▶ EXERCISE DIRECTIONS:
Please restate the listing word for word, omitting the images.

▶ INPUT DATA:
+ + + +
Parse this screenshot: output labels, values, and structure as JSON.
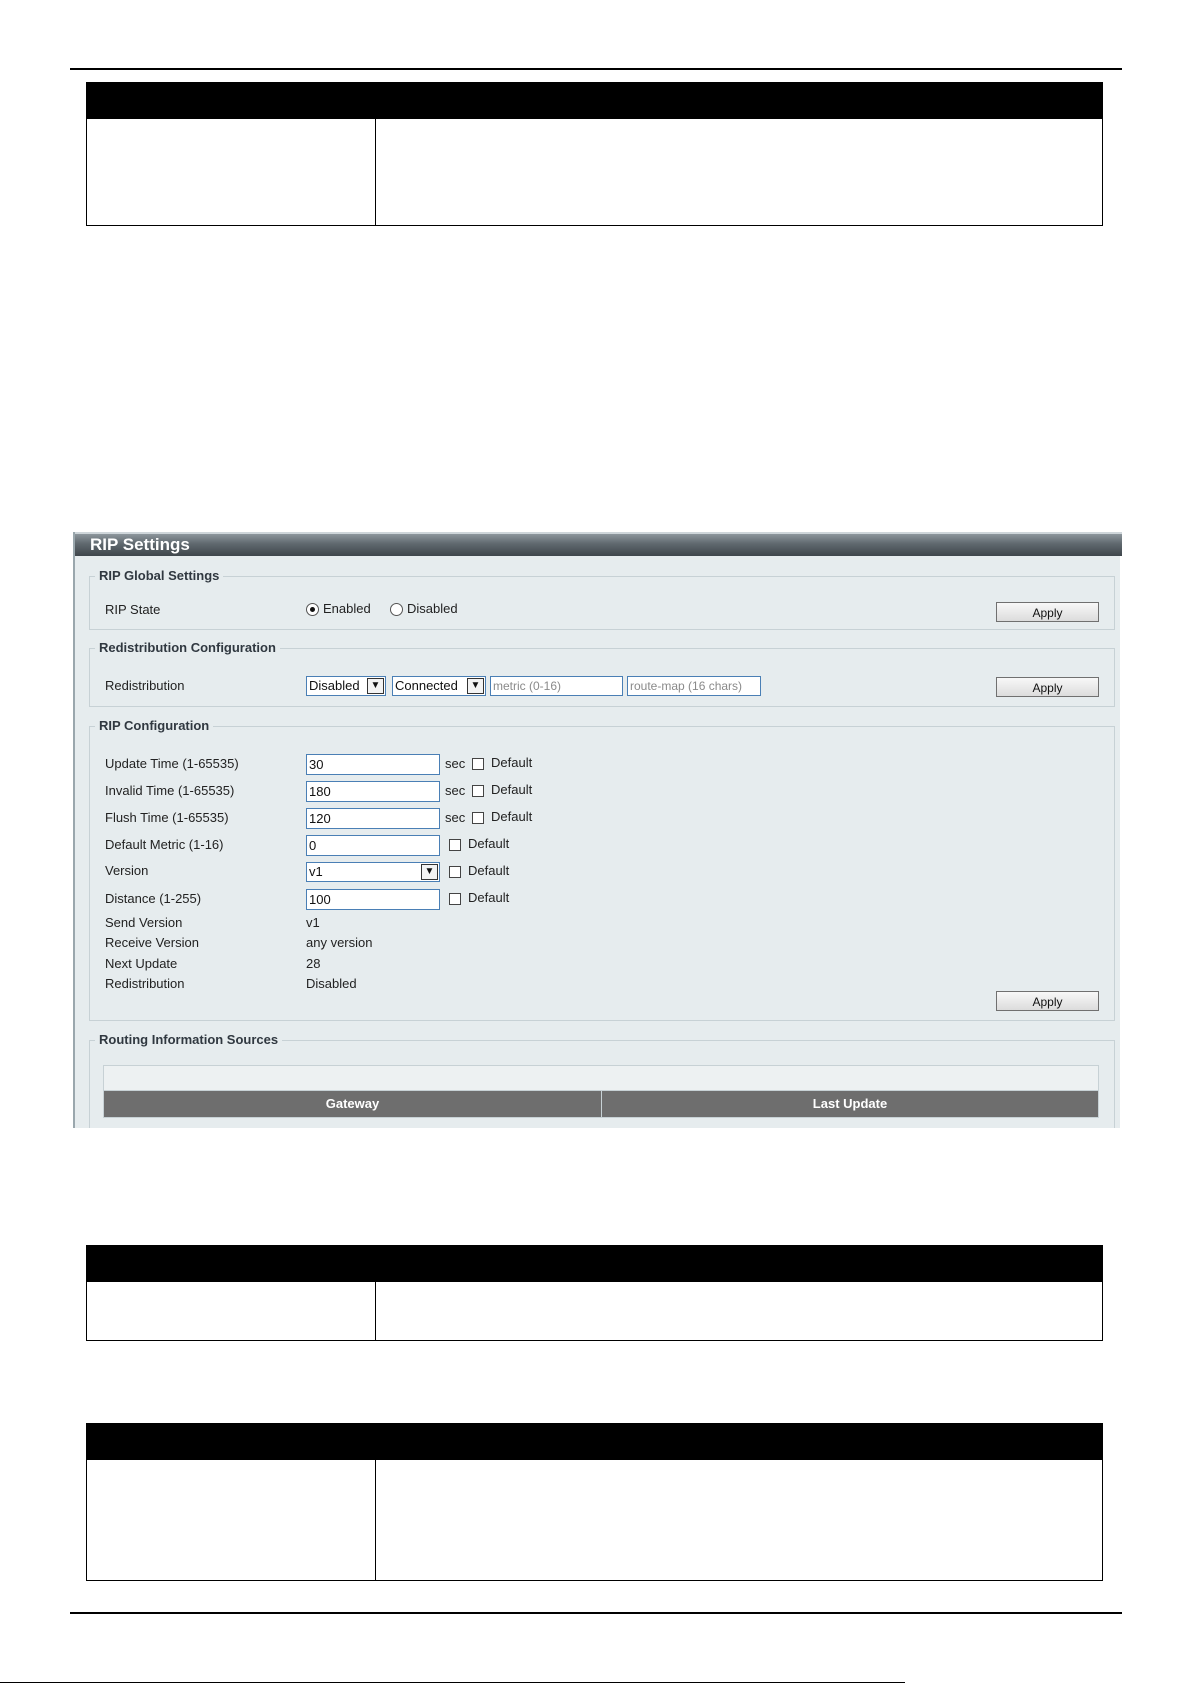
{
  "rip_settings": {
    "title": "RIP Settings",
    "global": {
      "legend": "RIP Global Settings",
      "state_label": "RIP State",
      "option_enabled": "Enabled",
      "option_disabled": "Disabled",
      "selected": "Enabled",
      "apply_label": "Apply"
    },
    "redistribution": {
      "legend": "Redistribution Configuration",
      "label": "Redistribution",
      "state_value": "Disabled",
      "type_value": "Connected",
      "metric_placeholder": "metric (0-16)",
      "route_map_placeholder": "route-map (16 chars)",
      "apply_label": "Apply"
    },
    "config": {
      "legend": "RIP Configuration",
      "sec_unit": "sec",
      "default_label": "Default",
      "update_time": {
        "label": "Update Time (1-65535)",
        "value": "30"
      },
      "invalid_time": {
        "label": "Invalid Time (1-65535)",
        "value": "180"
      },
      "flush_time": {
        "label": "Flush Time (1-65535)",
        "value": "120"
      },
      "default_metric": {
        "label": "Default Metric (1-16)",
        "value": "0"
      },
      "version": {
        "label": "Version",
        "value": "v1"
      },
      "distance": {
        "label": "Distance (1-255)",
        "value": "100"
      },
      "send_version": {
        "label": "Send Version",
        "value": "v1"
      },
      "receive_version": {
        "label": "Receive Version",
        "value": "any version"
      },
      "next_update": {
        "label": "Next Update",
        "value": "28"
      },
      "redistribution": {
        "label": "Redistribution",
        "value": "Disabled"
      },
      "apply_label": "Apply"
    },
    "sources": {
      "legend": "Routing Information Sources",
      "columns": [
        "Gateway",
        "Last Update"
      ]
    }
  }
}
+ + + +
▶ ANSWER TO THIS PROBLEM:
Parse this screenshot: output labels, values, and structure as JSON.
{
  "rip_settings": {
    "title": "RIP Settings",
    "global": {
      "legend": "RIP Global Settings",
      "state_label": "RIP State",
      "option_enabled": "Enabled",
      "option_disabled": "Disabled",
      "selected": "Enabled",
      "apply_label": "Apply"
    },
    "redistribution": {
      "legend": "Redistribution Configuration",
      "label": "Redistribution",
      "state_value": "Disabled",
      "type_value": "Connected",
      "metric_placeholder": "metric (0-16)",
      "route_map_placeholder": "route-map (16 chars)",
      "apply_label": "Apply"
    },
    "config": {
      "legend": "RIP Configuration",
      "sec_unit": "sec",
      "default_label": "Default",
      "update_time": {
        "label": "Update Time (1-65535)",
        "value": "30"
      },
      "invalid_time": {
        "label": "Invalid Time (1-65535)",
        "value": "180"
      },
      "flush_time": {
        "label": "Flush Time (1-65535)",
        "value": "120"
      },
      "default_metric": {
        "label": "Default Metric (1-16)",
        "value": "0"
      },
      "version": {
        "label": "Version",
        "value": "v1"
      },
      "distance": {
        "label": "Distance (1-255)",
        "value": "100"
      },
      "send_version": {
        "label": "Send Version",
        "value": "v1"
      },
      "receive_version": {
        "label": "Receive Version",
        "value": "any version"
      },
      "next_update": {
        "label": "Next Update",
        "value": "28"
      },
      "redistribution": {
        "label": "Redistribution",
        "value": "Disabled"
      },
      "apply_label": "Apply"
    },
    "sources": {
      "legend": "Routing Information Sources",
      "columns": [
        "Gateway",
        "Last Update"
      ]
    }
  }
}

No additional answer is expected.